“On Education: One” briefly examines the indeterminacy and unpredictability that make the profession an exciting place to work for both teacher and students. I particularly like his analogy to the writing process and all the great quotes.
Part two is a fantastic blend of nostalgia and insight, meditating on Robert Frost and a talk he gave at Amherst College in 1931 called “Education by Poetry.” The Frost transcript alone was a newly discovered treasure for me, but Schauble’s commentary provides a clean distillation of Frost’s most acute remarks, as well as an enlightened conclusion.
In part three, he draws a chord from a presentation by a Stanford Technology Ventures Program professor about creative thinking and entrepreneurship to the core of lesson planning and design. It wrestles with the reality that both depth and breadth are truly needed in a classroom and striking some balance is often the key.
The final installment is an extension on the theme of needed balance in classroom. Beginning with an homage to the late Donald Murray, including a link to a great remembrance from the New Hampshire Writing Project, takes a critical eye at how the assessment game can often limit options and affords little down time for revision of process, projects, whatever. Ultimately, he uses a wonderful metaphor to articulate the dual, dynamic nature of the kind of balance he believes are at the heart of a great educational experience.

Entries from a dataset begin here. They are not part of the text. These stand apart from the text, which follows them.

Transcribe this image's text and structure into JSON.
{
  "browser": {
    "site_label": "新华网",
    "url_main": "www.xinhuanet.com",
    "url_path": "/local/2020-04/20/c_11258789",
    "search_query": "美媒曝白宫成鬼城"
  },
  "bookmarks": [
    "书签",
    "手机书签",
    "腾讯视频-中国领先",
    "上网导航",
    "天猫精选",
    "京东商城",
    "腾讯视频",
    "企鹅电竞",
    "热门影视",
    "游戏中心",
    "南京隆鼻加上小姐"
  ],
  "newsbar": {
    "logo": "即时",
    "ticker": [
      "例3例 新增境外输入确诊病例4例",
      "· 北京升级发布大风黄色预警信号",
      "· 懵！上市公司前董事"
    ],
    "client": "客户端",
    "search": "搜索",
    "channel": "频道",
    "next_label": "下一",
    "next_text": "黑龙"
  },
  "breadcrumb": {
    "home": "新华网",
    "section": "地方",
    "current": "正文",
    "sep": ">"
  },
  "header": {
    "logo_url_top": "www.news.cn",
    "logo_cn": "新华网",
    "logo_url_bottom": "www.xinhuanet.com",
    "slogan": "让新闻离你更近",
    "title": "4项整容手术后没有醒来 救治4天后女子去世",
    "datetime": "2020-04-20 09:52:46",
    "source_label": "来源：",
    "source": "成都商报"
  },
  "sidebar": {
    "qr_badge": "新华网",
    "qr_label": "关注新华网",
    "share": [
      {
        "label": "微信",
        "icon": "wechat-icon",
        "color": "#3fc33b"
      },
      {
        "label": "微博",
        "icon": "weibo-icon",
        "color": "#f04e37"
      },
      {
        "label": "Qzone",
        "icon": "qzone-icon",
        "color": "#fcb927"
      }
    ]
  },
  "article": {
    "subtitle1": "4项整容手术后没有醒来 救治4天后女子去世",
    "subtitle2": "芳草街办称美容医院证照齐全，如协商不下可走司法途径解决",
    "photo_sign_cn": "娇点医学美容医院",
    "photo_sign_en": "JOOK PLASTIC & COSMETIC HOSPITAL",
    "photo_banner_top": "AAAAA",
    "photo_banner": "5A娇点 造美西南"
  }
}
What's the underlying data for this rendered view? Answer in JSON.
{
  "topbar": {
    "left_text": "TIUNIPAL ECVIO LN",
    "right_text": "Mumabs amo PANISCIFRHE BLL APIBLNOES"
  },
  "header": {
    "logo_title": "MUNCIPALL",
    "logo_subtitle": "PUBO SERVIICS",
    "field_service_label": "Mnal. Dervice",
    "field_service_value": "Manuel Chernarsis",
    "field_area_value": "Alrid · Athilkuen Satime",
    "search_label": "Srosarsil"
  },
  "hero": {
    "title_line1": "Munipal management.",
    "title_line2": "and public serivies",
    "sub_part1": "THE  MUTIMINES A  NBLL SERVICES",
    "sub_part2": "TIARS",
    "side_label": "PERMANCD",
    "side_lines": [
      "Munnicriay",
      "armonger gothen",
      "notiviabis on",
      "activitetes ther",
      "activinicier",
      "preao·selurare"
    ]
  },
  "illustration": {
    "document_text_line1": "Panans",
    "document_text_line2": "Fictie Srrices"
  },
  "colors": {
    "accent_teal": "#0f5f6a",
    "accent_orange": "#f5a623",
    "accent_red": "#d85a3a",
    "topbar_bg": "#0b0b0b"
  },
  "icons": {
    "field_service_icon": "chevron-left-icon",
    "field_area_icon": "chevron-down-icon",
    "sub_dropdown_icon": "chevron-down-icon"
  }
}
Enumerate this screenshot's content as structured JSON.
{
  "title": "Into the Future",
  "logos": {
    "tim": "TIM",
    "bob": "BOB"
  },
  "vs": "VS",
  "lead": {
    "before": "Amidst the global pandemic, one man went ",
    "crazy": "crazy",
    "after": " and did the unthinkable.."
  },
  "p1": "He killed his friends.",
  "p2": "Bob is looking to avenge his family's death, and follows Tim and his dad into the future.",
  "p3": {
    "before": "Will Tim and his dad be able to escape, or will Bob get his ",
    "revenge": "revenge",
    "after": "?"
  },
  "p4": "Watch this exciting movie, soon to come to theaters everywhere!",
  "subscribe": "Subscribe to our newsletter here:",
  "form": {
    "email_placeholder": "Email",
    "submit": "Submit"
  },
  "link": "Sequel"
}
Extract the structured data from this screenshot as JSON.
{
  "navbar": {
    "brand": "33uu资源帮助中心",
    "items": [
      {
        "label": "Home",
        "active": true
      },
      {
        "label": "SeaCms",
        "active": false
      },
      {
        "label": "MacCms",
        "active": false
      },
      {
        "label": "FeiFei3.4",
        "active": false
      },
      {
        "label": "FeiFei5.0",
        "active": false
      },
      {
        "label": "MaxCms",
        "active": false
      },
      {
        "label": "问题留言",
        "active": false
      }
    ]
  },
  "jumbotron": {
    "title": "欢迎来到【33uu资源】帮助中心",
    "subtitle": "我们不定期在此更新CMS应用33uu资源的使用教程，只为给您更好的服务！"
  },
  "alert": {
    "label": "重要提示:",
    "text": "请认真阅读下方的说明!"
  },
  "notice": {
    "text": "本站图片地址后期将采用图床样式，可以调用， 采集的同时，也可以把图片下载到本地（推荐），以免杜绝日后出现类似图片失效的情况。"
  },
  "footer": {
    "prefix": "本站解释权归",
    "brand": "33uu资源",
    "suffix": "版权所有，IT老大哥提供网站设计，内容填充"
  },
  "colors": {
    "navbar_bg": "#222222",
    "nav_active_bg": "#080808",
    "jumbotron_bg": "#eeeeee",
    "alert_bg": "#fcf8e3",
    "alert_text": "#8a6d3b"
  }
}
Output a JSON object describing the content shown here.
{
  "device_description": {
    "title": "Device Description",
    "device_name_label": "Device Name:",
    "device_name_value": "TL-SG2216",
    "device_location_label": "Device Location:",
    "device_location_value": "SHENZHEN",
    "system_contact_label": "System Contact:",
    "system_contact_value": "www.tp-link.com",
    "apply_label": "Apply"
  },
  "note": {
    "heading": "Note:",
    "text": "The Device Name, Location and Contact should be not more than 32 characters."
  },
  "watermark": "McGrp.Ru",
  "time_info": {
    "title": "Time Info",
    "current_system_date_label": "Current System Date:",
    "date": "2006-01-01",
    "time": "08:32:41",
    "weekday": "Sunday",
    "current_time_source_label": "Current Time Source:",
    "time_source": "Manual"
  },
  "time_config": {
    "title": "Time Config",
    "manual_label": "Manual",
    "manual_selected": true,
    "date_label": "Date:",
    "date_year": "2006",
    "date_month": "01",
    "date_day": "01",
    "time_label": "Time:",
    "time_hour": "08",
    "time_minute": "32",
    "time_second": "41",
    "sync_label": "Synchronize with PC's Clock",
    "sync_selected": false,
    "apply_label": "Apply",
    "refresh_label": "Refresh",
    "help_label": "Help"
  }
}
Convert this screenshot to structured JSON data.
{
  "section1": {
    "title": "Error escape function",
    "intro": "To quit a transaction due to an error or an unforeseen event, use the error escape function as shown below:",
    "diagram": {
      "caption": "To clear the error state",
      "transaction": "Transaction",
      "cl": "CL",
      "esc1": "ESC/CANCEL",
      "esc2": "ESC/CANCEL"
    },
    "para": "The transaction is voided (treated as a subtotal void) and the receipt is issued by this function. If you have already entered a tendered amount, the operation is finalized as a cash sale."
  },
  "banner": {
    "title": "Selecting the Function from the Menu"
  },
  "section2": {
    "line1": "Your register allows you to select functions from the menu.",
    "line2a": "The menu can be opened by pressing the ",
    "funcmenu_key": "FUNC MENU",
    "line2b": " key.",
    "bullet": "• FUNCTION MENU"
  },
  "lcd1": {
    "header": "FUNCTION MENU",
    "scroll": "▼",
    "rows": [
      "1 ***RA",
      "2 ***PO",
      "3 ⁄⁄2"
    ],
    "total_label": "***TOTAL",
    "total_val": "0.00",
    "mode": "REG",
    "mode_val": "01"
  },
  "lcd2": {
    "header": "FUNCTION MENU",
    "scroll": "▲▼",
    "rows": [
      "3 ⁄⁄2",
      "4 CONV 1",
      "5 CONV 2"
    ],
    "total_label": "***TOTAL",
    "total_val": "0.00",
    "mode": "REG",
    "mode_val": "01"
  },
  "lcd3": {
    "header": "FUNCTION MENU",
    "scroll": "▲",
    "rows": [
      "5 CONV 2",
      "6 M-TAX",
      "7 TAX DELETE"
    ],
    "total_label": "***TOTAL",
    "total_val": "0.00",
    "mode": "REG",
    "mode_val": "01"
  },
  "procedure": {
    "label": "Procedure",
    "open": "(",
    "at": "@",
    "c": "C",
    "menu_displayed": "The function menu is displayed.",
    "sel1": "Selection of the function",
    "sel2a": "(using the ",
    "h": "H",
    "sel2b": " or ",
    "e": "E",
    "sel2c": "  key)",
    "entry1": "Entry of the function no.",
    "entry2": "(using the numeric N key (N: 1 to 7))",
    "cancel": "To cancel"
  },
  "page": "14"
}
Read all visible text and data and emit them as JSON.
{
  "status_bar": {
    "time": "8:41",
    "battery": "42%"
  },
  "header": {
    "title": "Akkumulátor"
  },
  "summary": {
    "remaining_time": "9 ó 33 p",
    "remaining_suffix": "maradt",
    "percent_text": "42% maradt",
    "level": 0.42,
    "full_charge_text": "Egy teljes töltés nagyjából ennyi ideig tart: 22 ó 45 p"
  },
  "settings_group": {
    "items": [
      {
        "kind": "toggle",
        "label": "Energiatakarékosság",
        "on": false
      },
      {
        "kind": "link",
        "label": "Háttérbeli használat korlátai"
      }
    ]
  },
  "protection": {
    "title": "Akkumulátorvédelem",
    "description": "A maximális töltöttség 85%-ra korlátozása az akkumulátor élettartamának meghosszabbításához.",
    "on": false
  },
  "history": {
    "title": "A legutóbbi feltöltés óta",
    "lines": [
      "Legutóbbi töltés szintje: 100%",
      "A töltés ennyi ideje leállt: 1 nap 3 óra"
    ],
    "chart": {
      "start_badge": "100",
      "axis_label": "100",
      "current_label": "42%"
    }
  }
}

I include this series to share some really lovely, thought-provoking prose that caught my attention. I read a lot of online material, and I thought this to be some of the best blogging I have recently read. I believe it to be really worth a look by others, so much so I even commented which I don’t do as often as I should. Enjoy.